Last Updated September 5, 2023.
Just as Goth, in its various contemporary stylistic iterations, is a surface representation of our darker selves, Gothic literature emerged as a means of investigating Nature. Science (among other portentous forces of change, such as social and moral reforms) "disrupted" tried-and-true ideals, conventions and customs. As of the early nineteenth century, cultures clashed as the influences of the old world gave way to the new. To some extent, these changes were premature, and a depth of comprehension as to the reasoning behind these changes was underdeveloped, as (typically) the reformers charged ahead.
Superstition is introduced as an aspect of Melmoth the Wanderer through the “doctress” that John Melmoth meets upon his return to his uncle’s shambling estate. She is a self-appointed healer—essentially a witch, perhaps even capable of "wizardry." However, she’s only a part of the unsavory milieu. That reference to superstition is a reminder of the impulse behind Gothic aesthetics: the investigation of an “infinite number of other infinite things the nature of which is hidden from us” (scholarship as quoted by David Huckvale, Touchstones of Gothic Horror). Or, to capsulize Hamlet to Horacio, all things in heaven and Earth. Just as the Murder Mystery is an attempt to interpret empirical evidence, the Gothic Tale is a means to study ambiguous natural phenomena and the reaction or denial of human behavior for consequences and signs of the meaning of existence.
It’s unfortunate, yet part of the appeal of the genre, that in Gothic Lit, the omens all tend to be bad ones. The Melmoth curse is such that it must have an immersive, atmospheric manifestation, and this would be the volcanic, mother-of-all-storms in chapter 4.
Toward the night the storm came on in all its strength; Melmoth’s bed was shaken so to render it impossible to sleep. (And with the) crashing in of the roof, and the splinters of the broken windows that were already scattered about his room.
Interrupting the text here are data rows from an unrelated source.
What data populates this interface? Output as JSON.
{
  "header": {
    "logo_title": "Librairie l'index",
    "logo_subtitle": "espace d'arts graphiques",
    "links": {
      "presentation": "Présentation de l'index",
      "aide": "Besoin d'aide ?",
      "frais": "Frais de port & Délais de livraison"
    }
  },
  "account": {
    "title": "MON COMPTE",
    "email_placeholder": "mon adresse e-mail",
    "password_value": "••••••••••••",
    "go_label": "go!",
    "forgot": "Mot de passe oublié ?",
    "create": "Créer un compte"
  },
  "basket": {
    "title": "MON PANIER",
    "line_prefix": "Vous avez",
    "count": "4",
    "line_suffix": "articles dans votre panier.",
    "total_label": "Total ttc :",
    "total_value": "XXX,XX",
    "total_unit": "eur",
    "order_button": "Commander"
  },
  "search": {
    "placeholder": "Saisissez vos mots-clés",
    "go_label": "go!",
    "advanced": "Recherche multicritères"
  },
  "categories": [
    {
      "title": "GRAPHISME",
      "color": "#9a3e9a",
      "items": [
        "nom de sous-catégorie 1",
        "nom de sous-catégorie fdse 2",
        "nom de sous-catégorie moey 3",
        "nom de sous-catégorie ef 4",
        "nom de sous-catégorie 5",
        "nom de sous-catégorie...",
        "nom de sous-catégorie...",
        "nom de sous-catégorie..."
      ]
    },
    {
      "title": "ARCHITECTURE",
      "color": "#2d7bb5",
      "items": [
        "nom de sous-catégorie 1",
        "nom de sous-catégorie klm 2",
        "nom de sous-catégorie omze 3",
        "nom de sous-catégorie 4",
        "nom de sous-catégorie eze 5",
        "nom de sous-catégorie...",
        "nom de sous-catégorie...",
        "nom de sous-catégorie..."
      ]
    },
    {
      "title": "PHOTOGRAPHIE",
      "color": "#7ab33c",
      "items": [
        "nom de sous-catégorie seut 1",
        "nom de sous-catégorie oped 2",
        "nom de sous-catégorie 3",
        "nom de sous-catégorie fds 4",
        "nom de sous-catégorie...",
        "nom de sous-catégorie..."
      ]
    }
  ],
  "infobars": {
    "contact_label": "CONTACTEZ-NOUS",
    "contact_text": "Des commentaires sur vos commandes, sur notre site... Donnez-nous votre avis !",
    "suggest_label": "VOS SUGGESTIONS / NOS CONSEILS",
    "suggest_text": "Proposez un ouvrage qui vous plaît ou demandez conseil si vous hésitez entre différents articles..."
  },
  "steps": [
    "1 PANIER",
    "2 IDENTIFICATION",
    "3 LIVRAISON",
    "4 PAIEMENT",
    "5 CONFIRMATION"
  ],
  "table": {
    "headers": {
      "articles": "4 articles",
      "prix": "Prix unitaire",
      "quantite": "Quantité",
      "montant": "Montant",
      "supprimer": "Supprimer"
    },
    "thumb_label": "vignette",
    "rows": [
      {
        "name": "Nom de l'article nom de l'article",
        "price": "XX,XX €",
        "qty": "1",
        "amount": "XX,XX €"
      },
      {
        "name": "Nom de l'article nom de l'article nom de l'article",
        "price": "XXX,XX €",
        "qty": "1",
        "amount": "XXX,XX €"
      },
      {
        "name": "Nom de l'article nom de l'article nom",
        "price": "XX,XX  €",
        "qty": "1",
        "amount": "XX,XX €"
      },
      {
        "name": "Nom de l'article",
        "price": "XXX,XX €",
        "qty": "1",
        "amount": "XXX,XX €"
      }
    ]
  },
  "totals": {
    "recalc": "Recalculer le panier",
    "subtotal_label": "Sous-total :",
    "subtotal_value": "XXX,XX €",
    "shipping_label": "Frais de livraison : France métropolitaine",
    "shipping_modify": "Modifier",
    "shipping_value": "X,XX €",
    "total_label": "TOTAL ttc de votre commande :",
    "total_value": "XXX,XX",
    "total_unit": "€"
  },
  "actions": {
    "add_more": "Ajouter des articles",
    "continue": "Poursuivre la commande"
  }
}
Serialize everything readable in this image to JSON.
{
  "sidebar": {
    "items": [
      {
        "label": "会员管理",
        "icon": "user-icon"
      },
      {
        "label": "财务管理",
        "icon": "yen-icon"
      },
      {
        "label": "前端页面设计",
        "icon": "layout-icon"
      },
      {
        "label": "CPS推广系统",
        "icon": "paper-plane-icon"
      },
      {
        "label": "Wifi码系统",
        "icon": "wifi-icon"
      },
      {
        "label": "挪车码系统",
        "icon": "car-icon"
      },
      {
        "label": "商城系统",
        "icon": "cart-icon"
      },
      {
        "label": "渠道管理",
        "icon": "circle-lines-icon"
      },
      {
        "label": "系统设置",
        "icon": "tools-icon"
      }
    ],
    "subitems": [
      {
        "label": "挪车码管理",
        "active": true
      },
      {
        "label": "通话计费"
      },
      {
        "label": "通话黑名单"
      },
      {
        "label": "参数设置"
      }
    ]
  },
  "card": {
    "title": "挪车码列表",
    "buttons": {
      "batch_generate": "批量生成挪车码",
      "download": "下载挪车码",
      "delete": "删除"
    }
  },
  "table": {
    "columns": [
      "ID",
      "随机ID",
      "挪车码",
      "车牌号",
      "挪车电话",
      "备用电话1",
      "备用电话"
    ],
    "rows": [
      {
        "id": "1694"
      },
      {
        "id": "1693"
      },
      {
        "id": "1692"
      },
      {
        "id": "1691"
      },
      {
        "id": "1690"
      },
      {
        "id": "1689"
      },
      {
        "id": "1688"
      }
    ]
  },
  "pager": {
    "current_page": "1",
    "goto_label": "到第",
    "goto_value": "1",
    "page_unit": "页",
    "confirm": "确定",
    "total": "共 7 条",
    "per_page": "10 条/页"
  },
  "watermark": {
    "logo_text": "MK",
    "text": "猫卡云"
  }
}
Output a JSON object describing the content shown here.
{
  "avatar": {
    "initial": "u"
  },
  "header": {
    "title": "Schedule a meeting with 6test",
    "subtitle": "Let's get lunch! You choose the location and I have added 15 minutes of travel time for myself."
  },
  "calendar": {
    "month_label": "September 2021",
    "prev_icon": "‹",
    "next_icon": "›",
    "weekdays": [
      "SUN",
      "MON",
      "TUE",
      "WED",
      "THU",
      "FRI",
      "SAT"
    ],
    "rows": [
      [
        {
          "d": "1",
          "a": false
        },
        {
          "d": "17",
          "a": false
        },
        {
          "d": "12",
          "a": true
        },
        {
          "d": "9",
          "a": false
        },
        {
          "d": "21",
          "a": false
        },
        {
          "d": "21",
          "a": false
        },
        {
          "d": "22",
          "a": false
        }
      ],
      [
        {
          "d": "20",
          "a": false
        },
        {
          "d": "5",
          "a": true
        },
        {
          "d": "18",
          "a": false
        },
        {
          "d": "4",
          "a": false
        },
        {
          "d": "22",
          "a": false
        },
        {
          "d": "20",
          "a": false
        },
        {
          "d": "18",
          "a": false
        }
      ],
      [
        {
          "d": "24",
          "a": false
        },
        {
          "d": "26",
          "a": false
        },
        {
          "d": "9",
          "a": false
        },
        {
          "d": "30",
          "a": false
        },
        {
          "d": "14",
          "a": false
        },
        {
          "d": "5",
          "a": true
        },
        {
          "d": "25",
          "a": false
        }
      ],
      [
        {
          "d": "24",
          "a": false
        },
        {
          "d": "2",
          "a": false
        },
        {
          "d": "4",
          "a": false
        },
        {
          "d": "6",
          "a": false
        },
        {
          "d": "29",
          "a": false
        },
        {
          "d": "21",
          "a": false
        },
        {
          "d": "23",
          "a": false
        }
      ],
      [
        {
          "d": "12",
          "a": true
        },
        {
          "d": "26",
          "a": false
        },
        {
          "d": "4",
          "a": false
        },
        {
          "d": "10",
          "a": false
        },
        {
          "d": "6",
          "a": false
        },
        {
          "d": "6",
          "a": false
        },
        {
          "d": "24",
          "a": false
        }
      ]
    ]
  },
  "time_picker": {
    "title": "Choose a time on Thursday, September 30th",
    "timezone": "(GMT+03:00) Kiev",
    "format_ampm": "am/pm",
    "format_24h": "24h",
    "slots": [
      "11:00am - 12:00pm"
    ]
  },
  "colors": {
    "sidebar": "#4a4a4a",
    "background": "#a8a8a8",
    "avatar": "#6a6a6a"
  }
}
Melmoth, “unable to pass his curse of eternal life to anyone else, must ultimately pay the price for his bargain with Satan” (Huckvale). Like in Shelley’s Frankenstein, the tensions between God and Man, and the curse that befalls Man the Transgressor, are the cautionary morals of the tale.